Exercise -> Reply only with how many lines below contain "ділянка".

Dataset rows for apps and sites:
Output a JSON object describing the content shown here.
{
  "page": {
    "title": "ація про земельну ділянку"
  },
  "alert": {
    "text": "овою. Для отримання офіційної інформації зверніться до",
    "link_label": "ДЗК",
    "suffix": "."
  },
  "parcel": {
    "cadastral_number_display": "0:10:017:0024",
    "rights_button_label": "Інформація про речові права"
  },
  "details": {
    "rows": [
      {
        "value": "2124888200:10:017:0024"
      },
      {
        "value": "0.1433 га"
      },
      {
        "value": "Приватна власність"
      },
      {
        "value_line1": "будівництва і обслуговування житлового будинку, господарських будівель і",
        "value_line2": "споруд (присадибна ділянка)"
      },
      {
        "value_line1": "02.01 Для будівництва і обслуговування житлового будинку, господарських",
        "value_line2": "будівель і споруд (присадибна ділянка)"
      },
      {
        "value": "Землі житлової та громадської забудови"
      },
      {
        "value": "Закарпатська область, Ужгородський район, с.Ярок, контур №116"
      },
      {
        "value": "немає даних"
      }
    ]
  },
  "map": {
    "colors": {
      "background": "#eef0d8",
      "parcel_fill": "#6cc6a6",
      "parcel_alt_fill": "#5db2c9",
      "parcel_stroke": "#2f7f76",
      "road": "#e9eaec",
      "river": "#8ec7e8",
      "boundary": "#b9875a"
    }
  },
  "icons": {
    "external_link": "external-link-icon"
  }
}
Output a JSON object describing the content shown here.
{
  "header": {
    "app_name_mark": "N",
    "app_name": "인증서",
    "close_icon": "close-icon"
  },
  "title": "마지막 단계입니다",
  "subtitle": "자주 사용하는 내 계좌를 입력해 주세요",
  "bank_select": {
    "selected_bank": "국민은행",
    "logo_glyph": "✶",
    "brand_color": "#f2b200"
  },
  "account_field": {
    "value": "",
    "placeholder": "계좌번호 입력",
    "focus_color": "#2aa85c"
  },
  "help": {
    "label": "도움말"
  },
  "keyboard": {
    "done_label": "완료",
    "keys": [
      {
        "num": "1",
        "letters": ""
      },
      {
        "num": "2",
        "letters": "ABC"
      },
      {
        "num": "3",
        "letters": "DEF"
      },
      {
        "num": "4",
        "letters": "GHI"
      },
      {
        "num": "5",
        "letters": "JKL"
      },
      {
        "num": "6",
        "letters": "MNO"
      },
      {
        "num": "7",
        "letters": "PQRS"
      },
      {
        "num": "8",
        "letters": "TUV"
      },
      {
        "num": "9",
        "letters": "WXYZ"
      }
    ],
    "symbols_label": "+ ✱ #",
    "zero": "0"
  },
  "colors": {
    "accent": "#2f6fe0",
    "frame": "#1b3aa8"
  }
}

Solution below -> 2